In the process of looking for his cat, Khalid has an opportunity to question the beliefs he has internalized. The author captures his state of mind when she writes, “This was a weird prison. Khalid hadn’t come across any savages – yet.” Khalid also speaks for many of us who have not seen the inside of a prison but have a vivid imagination of what it must be like based on films. The author provides rich insights into an alternative system of dealing with crime and punishment; a system that believes in the capacity of people to reflect on their actions and make amends. It does not cut them off from society. It gives them a chance to earn their livelihood.
Khalid meets twin sisters – one named Che, and the other named Guevara. Their parents are prison inmates. Their father sells flowers outside a Jain temple, and their mother is a student of sociology. Che and Guevara offer to help Khalid find Gupshup if he agrees to complete their mathematics homework for a whole week. The deal is made. They take Khalid to meet Kodi, a wannabe detective nicknamed The Feluda of Sanganer. Che and Guevara are resourceful. They make Kodi think that they are doing him a favour by bringing them the case of the missing cat, and this will help him hone his skills. In return, they want Kodi to complete their biology project.
And then there is the mysterious cat collector who lives in the open prison. Filled with humour and suspense, this book educates without being preachy. Most importantly, it offers us a glorious vision of what can transpire when we think about the limits of punitive action and shame as discipline. Cat lovers will especially enjoy the illustrations by Shubhangi Chetan.

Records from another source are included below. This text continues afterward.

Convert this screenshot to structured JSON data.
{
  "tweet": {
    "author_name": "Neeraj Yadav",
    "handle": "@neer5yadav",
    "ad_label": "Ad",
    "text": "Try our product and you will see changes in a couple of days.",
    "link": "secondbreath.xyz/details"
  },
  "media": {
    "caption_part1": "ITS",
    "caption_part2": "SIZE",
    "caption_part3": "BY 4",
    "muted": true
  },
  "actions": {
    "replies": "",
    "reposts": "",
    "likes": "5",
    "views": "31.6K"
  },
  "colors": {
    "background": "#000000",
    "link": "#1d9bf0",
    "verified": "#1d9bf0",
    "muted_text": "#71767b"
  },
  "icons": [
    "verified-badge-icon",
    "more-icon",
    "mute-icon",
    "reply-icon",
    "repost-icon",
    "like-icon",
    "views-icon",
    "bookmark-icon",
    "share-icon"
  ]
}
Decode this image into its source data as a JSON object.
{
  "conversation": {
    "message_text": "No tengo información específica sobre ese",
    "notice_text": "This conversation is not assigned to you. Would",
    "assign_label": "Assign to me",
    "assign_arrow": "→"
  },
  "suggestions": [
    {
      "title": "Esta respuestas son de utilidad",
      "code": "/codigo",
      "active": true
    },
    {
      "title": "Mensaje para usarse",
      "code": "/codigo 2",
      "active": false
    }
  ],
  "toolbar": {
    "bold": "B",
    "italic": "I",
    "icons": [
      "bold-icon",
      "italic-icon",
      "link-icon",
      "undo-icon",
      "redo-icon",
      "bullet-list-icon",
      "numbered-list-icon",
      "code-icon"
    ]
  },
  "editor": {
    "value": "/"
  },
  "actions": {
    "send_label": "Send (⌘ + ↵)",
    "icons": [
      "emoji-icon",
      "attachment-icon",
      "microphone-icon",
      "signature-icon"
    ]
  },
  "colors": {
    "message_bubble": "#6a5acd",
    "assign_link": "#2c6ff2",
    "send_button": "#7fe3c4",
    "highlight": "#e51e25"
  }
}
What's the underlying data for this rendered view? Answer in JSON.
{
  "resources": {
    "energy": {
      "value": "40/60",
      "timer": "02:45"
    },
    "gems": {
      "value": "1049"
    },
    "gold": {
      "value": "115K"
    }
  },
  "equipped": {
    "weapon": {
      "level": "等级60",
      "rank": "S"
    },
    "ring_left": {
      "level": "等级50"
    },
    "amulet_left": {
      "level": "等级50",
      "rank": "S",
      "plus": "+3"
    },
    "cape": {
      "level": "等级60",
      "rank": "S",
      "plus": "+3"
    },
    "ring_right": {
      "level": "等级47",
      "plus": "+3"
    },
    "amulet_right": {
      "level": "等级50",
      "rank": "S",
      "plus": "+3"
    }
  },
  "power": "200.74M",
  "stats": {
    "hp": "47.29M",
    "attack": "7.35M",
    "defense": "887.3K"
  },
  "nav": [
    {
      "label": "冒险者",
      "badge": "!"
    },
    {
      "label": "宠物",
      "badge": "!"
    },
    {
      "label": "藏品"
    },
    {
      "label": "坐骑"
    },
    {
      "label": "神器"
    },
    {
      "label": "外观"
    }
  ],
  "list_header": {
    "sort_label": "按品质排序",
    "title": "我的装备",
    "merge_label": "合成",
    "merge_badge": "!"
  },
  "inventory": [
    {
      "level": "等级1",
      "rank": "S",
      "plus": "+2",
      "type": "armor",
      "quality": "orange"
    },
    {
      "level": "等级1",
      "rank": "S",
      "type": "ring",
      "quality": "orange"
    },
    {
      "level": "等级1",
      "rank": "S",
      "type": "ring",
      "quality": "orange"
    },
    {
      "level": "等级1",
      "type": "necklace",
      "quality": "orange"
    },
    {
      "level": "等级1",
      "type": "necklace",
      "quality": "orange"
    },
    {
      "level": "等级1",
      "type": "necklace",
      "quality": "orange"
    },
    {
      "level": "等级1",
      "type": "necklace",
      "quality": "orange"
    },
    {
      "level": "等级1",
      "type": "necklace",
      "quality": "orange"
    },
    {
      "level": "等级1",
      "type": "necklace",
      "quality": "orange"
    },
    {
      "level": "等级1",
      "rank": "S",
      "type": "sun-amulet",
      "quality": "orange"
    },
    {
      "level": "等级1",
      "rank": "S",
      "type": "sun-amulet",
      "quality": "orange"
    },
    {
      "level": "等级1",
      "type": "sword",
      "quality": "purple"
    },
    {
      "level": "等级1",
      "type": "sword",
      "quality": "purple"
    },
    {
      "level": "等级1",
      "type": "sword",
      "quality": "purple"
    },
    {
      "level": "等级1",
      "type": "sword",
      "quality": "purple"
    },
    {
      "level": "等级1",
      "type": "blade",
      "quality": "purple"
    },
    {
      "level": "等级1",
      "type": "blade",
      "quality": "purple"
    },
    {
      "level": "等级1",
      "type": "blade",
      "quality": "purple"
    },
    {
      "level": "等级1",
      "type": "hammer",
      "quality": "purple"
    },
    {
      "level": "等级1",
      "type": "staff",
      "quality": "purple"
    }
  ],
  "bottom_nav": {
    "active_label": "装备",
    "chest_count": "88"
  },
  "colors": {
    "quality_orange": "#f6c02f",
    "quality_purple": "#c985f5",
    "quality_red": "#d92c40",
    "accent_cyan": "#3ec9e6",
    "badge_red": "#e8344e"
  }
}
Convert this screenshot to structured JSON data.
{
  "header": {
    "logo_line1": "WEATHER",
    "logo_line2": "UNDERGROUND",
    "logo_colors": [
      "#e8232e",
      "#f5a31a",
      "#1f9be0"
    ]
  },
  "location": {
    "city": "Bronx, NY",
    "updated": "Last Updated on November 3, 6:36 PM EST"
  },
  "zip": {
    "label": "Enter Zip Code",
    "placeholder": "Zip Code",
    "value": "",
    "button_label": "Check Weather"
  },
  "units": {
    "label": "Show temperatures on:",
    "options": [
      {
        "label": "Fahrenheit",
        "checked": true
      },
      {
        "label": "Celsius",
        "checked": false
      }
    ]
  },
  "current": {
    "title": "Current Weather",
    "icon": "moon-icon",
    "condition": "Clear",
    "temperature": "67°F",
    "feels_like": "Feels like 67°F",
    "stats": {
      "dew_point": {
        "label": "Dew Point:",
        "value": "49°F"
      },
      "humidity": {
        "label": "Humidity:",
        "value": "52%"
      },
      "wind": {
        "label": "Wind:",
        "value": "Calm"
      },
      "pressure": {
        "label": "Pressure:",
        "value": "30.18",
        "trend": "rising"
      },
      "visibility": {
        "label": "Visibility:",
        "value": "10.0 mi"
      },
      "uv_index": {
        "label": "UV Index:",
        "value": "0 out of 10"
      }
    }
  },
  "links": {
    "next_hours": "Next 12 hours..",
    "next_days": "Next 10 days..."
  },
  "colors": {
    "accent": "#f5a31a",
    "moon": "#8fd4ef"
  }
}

Chintan Girish Modi is a freelance writer, journalist and book reviewer.